▶ [DATA PROVIDED]:
- - -

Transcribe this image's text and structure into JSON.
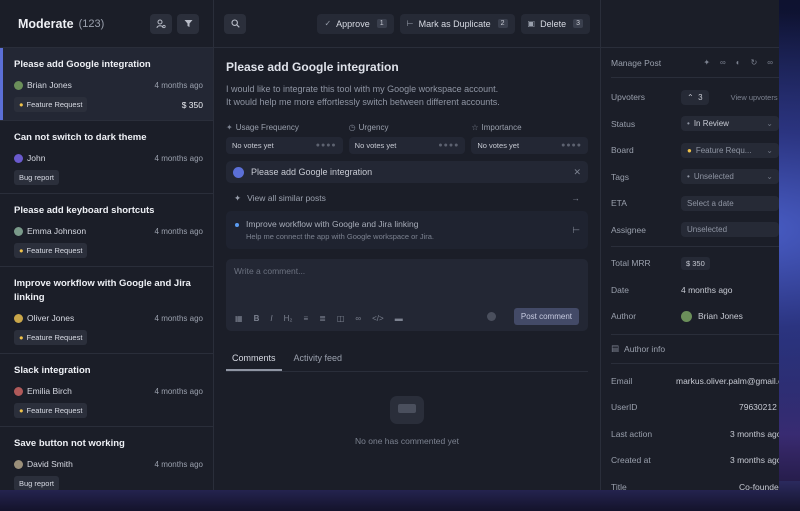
{
  "left": {
    "title": "Moderate",
    "count": "(123)",
    "posts": [
      {
        "title": "Please add Google integration",
        "author": "Brian Jones",
        "time": "4 months ago",
        "tag": "Feature Request",
        "tag_icon": "bulb-icon",
        "mrr": "$ 350",
        "avatar_color": "#6b8f5a"
      },
      {
        "title": "Can not switch to dark theme",
        "author": "John",
        "time": "4 months ago",
        "tag": "Bug report",
        "tag_icon": "",
        "mrr": "",
        "avatar_color": "#6a5acd"
      },
      {
        "title": "Please add keyboard shortcuts",
        "author": "Emma Johnson",
        "time": "4 months ago",
        "tag": "Feature Request",
        "tag_icon": "bulb-icon",
        "mrr": "",
        "avatar_color": "#7a9a8a"
      },
      {
        "title": "Improve workflow with Google and Jira linking",
        "author": "Oliver Jones",
        "time": "4 months ago",
        "tag": "Feature Request",
        "tag_icon": "bulb-icon",
        "mrr": "",
        "avatar_color": "#c9a64a"
      },
      {
        "title": "Slack integration",
        "author": "Emilia Birch",
        "time": "4 months ago",
        "tag": "Feature Request",
        "tag_icon": "bulb-icon",
        "mrr": "",
        "avatar_color": "#b05a5a"
      },
      {
        "title": "Save button not working",
        "author": "David Smith",
        "time": "4 months ago",
        "tag": "Bug report",
        "tag_icon": "",
        "mrr": "",
        "avatar_color": "#9a8f7a"
      }
    ]
  },
  "header": {
    "approve": "Approve",
    "approve_key": "1",
    "duplicate": "Mark as Duplicate",
    "duplicate_key": "2",
    "delete": "Delete",
    "delete_key": "3"
  },
  "post": {
    "title": "Please add Google integration",
    "desc1": "I would like to integrate this tool with my Google workspace account.",
    "desc2": "It would help me more effortlessly switch between different accounts.",
    "metrics": [
      {
        "label": "Usage Frequency",
        "value": "No votes yet"
      },
      {
        "label": "Urgency",
        "value": "No votes yet"
      },
      {
        "label": "Importance",
        "value": "No votes yet"
      }
    ],
    "similar_title": "Please add Google integration",
    "all_similar": "View all similar posts",
    "linked_title": "Improve workflow with Google and Jira linking",
    "linked_desc": "Help me connect the app with Google workspace or Jira.",
    "comment_placeholder": "Write a comment...",
    "post_comment": "Post comment",
    "tabs": [
      "Comments",
      "Activity feed"
    ],
    "empty": "No one has commented yet"
  },
  "sidebar": {
    "manage": "Manage Post",
    "upvoters_label": "Upvoters",
    "upvoters": "3",
    "view_upvoters": "View upvoters",
    "status_label": "Status",
    "status": "In Review",
    "board_label": "Board",
    "board": "Feature Requ...",
    "tags_label": "Tags",
    "tags": "Unselected",
    "eta_label": "ETA",
    "eta": "Select a date",
    "assignee_label": "Assignee",
    "assignee": "Unselected",
    "mrr_label": "Total MRR",
    "mrr": "$ 350",
    "date_label": "Date",
    "date": "4 months ago",
    "author_label": "Author",
    "author": "Brian Jones",
    "author_info": "Author info",
    "email_label": "Email",
    "email": "markus.oliver.palm@gmail.com",
    "userid_label": "UserID",
    "userid": "79630212",
    "last_action_label": "Last action",
    "last_action": "3 months ago",
    "created_label": "Created at",
    "created": "3 months ago",
    "title_label": "Title",
    "title": "Co-founder"
  }
}
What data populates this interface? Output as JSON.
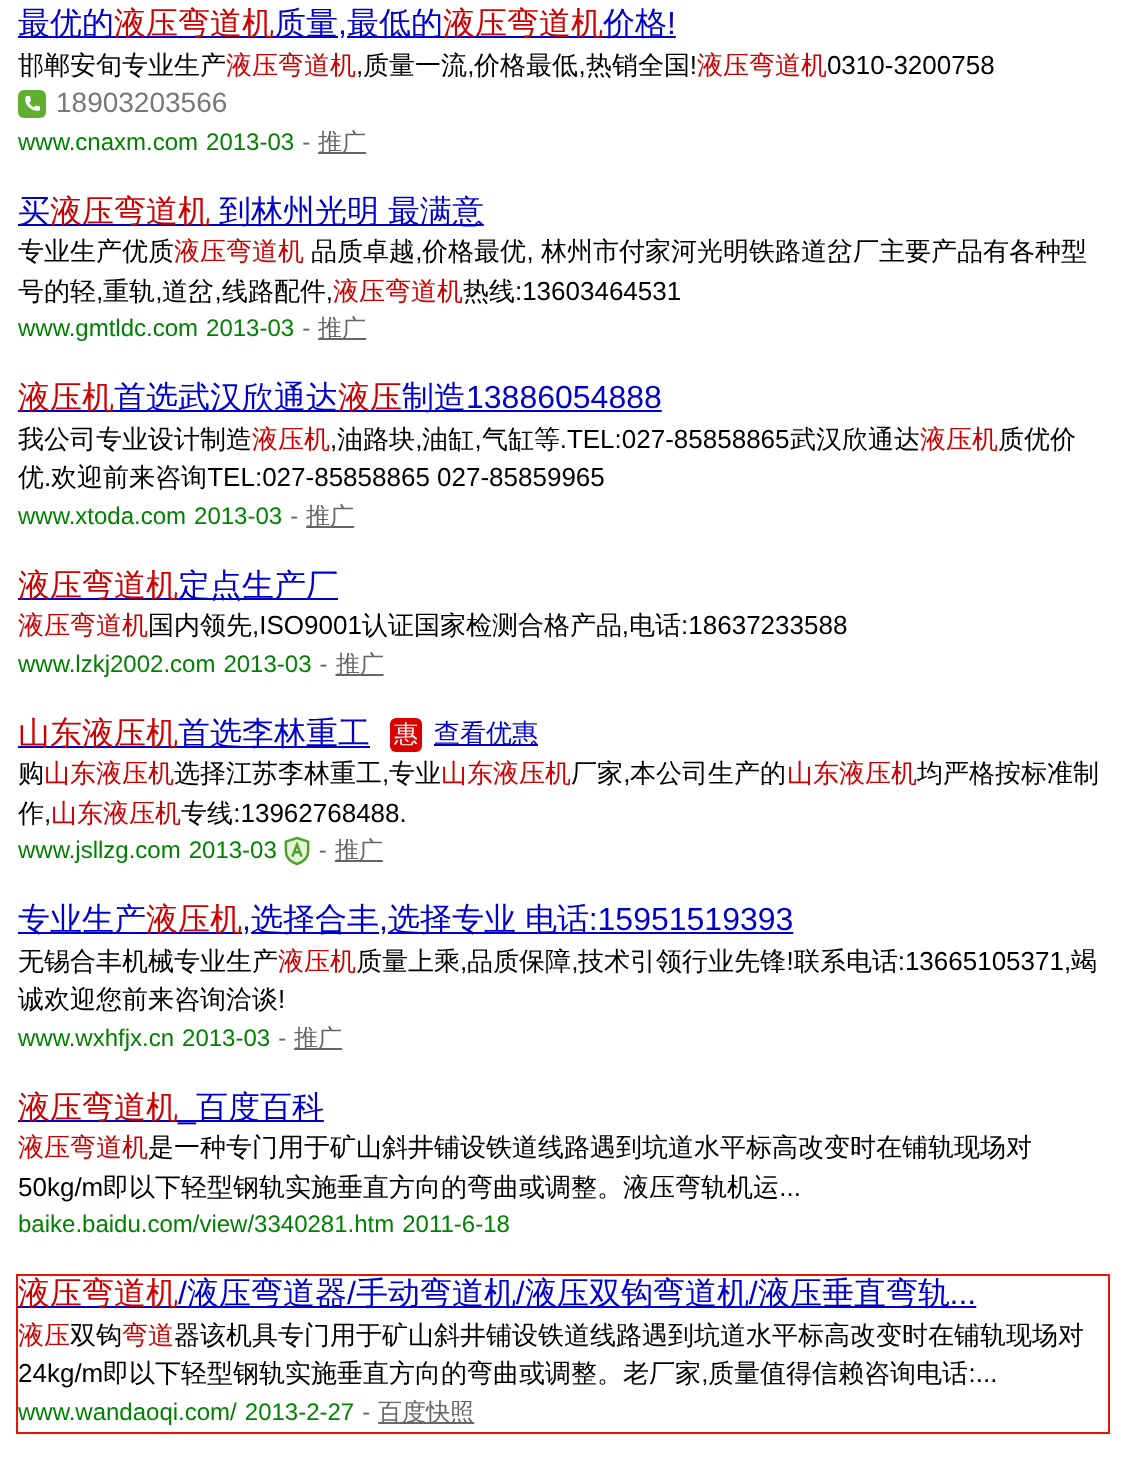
{
  "results": [
    {
      "title": "最优的**液压弯道机**质量,最低的**液压弯道机**价格!",
      "description": "邯郸安旬专业生产**液压弯道机**,质量一流,价格最低,热销全国!**液压弯道机**0310-3200758",
      "phone": "18903203566",
      "url": "www.cnaxm.com",
      "date": "2013-03",
      "verified": false,
      "sep": "-",
      "link": "推广",
      "highlighted": false
    },
    {
      "title": "买**液压弯道机** 到林州光明 最满意",
      "description": "专业生产优质**液压弯道机** 品质卓越,价格最优, 林州市付家河光明铁路道岔厂主要产品有各种型号的轻,重轨,道岔,线路配件,**液压弯道机**热线:13603464531",
      "url": "www.gmtldc.com",
      "date": "2013-03",
      "verified": false,
      "sep": "-",
      "link": "推广",
      "highlighted": false
    },
    {
      "title": "**液压机**首选武汉欣通达**液压**制造13886054888",
      "description": "我公司专业设计制造**液压机**,油路块,油缸,气缸等.TEL:027-85858865武汉欣通达**液压机**质优价优.欢迎前来咨询TEL:027-85858865 027-85859965",
      "url": "www.xtoda.com",
      "date": "2013-03",
      "verified": false,
      "sep": "-",
      "link": "推广",
      "highlighted": false
    },
    {
      "title": "**液压弯道机**定点生产厂",
      "description": "**液压弯道机**国内领先,ISO9001认证国家检测合格产品,电话:18637233588",
      "url": "www.lzkj2002.com",
      "date": "2013-03",
      "verified": false,
      "sep": "-",
      "link": "推广",
      "highlighted": false
    },
    {
      "title": "**山东液压机**首选李林重工",
      "badge": "惠",
      "offer": "查看优惠",
      "description": "购**山东液压机**选择江苏李林重工,专业**山东液压机**厂家,本公司生产的**山东液压机**均严格按标准制作,**山东液压机**专线:13962768488.",
      "url": "www.jsllzg.com",
      "date": "2013-03",
      "verified": true,
      "sep": "-",
      "link": "推广",
      "highlighted": false
    },
    {
      "title": "专业生产**液压机**,选择合丰,选择专业 电话:15951519393",
      "description": "无锡合丰机械专业生产**液压机**质量上乘,品质保障,技术引领行业先锋!联系电话:13665105371,竭诚欢迎您前来咨询洽谈!",
      "url": "www.wxhfjx.cn",
      "date": "2013-03",
      "verified": false,
      "sep": "-",
      "link": "推广",
      "highlighted": false
    },
    {
      "title": "**液压弯道机**_百度百科",
      "description": "**液压弯道机**是一种专门用于矿山斜井铺设铁道线路遇到坑道水平标高改变时在铺轨现场对50kg/m即以下轻型钢轨实施垂直方向的弯曲或调整。液压弯轨机运...",
      "url": "baike.baidu.com/view/3340281.htm",
      "date": "2011-6-18",
      "verified": false,
      "highlighted": false
    },
    {
      "title": "**液压弯道机**/液压弯道器/手动弯道机/液压双钩弯道机/液压垂直弯轨...",
      "description": "**液压**双钩**弯道**器该机具专门用于矿山斜井铺设铁道线路遇到坑道水平标高改变时在铺轨现场对24kg/m即以下轻型钢轨实施垂直方向的弯曲或调整。老厂家,质量值得信赖咨询电话:...",
      "url": "www.wandaoqi.com/",
      "date": "2013-2-27",
      "verified": false,
      "sep": "-",
      "link": "百度快照",
      "highlighted": true
    }
  ]
}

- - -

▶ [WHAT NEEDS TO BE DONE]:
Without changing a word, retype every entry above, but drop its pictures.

▶ [EXERCISE OUTPUT]:
Transcribe this image's text and structure into JSON.
{
  "left": {
    "title": "Moderate",
    "count": "(123)",
    "posts": [
      {
        "title": "Please add Google integration",
        "author": "Brian Jones",
        "time": "4 months ago",
        "tag": "Feature Request",
        "tag_icon": "bulb-icon",
        "mrr": "$ 350",
        "avatar_color": "#6b8f5a"
      },
      {
        "title": "Can not switch to dark theme",
        "author": "John",
        "time": "4 months ago",
        "tag": "Bug report",
        "tag_icon": "",
        "mrr": "",
        "avatar_color": "#6a5acd"
      },
      {
        "title": "Please add keyboard shortcuts",
        "author": "Emma Johnson",
        "time": "4 months ago",
        "tag": "Feature Request",
        "tag_icon": "bulb-icon",
        "mrr": "",
        "avatar_color": "#7a9a8a"
      },
      {
        "title": "Improve workflow with Google and Jira linking",
        "author": "Oliver Jones",
        "time": "4 months ago",
        "tag": "Feature Request",
        "tag_icon": "bulb-icon",
        "mrr": "",
        "avatar_color": "#c9a64a"
      },
      {
        "title": "Slack integration",
        "author": "Emilia Birch",
        "time": "4 months ago",
        "tag": "Feature Request",
        "tag_icon": "bulb-icon",
        "mrr": "",
        "avatar_color": "#b05a5a"
      },
      {
        "title": "Save button not working",
        "author": "David Smith",
        "time": "4 months ago",
        "tag": "Bug report",
        "tag_icon": "",
        "mrr": "",
        "avatar_color": "#9a8f7a"
      }
    ]
  },
  "header": {
    "approve": "Approve",
    "approve_key": "1",
    "duplicate": "Mark as Duplicate",
    "duplicate_key": "2",
    "delete": "Delete",
    "delete_key": "3"
  },
  "post": {
    "title": "Please add Google integration",
    "desc1": "I would like to integrate this tool with my Google workspace account.",
    "desc2": "It would help me more effortlessly switch between different accounts.",
    "metrics": [
      {
        "label": "Usage Frequency",
        "value": "No votes yet"
      },
      {
        "label": "Urgency",
        "value": "No votes yet"
      },
      {
        "label": "Importance",
        "value": "No votes yet"
      }
    ],
    "similar_title": "Please add Google integration",
    "all_similar": "View all similar posts",
    "linked_title": "Improve workflow with Google and Jira linking",
    "linked_desc": "Help me connect the app with Google workspace or Jira.",
    "comment_placeholder": "Write a comment...",
    "post_comment": "Post comment",
    "tabs": [
      "Comments",
      "Activity feed"
    ],
    "empty": "No one has commented yet"
  },
  "sidebar": {
    "manage": "Manage Post",
    "upvoters_label": "Upvoters",
    "upvoters": "3",
    "view_upvoters": "View upvoters",
    "status_label": "Status",
    "status": "In Review",
    "board_label": "Board",
    "board": "Feature Requ...",
    "tags_label": "Tags",
    "tags": "Unselected",
    "eta_label": "ETA",
    "eta": "Select a date",
    "assignee_label": "Assignee",
    "assignee": "Unselected",
    "mrr_label": "Total MRR",
    "mrr": "$ 350",
    "date_label": "Date",
    "date": "4 months ago",
    "author_label": "Author",
    "author": "Brian Jones",
    "author_info": "Author info",
    "email_label": "Email",
    "email": "markus.oliver.palm@gmail.com",
    "userid_label": "UserID",
    "userid": "79630212",
    "last_action_label": "Last action",
    "last_action": "3 months ago",
    "created_label": "Created at",
    "created": "3 months ago",
    "title_label": "Title",
    "title": "Co-founder"
  }
}
What data populates this interface? Output as JSON.
{
  "results": [
    {
      "title": "最优的**液压弯道机**质量,最低的**液压弯道机**价格!",
      "description": "邯郸安旬专业生产**液压弯道机**,质量一流,价格最低,热销全国!**液压弯道机**0310-3200758",
      "phone": "18903203566",
      "url": "www.cnaxm.com",
      "date": "2013-03",
      "verified": false,
      "sep": "-",
      "link": "推广",
      "highlighted": false
    },
    {
      "title": "买**液压弯道机** 到林州光明 最满意",
      "description": "专业生产优质**液压弯道机** 品质卓越,价格最优, 林州市付家河光明铁路道岔厂主要产品有各种型号的轻,重轨,道岔,线路配件,**液压弯道机**热线:13603464531",
      "url": "www.gmtldc.com",
      "date": "2013-03",
      "verified": false,
      "sep": "-",
      "link": "推广",
      "highlighted": false
    },
    {
      "title": "**液压机**首选武汉欣通达**液压**制造13886054888",
      "description": "我公司专业设计制造**液压机**,油路块,油缸,气缸等.TEL:027-85858865武汉欣通达**液压机**质优价优.欢迎前来咨询TEL:027-85858865 027-85859965",
      "url": "www.xtoda.com",
      "date": "2013-03",
      "verified": false,
      "sep": "-",
      "link": "推广",
      "highlighted": false
    },
    {
      "title": "**液压弯道机**定点生产厂",
      "description": "**液压弯道机**国内领先,ISO9001认证国家检测合格产品,电话:18637233588",
      "url": "www.lzkj2002.com",
      "date": "2013-03",
      "verified": false,
      "sep": "-",
      "link": "推广",
      "highlighted": false
    },
    {
      "title": "**山东液压机**首选李林重工",
      "badge": "惠",
      "offer": "查看优惠",
      "description": "购**山东液压机**选择江苏李林重工,专业**山东液压机**厂家,本公司生产的**山东液压机**均严格按标准制作,**山东液压机**专线:13962768488.",
      "url": "www.jsllzg.com",
      "date": "2013-03",
      "verified": true,
      "sep": "-",
      "link": "推广",
      "highlighted": false
    },
    {
      "title": "专业生产**液压机**,选择合丰,选择专业 电话:15951519393",
      "description": "无锡合丰机械专业生产**液压机**质量上乘,品质保障,技术引领行业先锋!联系电话:13665105371,竭诚欢迎您前来咨询洽谈!",
      "url": "www.wxhfjx.cn",
      "date": "2013-03",
      "verified": false,
      "sep": "-",
      "link": "推广",
      "highlighted": false
    },
    {
      "title": "**液压弯道机**_百度百科",
      "description": "**液压弯道机**是一种专门用于矿山斜井铺设铁道线路遇到坑道水平标高改变时在铺轨现场对50kg/m即以下轻型钢轨实施垂直方向的弯曲或调整。液压弯轨机运...",
      "url": "baike.baidu.com/view/3340281.htm",
      "date": "2011-6-18",
      "verified": false,
      "highlighted": false
    },
    {
      "title": "**液压弯道机**/液压弯道器/手动弯道机/液压双钩弯道机/液压垂直弯轨...",
      "description": "**液压**双钩**弯道**器该机具专门用于矿山斜井铺设铁道线路遇到坑道水平标高改变时在铺轨现场对24kg/m即以下轻型钢轨实施垂直方向的弯曲或调整。老厂家,质量值得信赖咨询电话:...",
      "url": "www.wandaoqi.com/",
      "date": "2013-2-27",
      "verified": false,
      "sep": "-",
      "link": "百度快照",
      "highlighted": true
    }
  ]
}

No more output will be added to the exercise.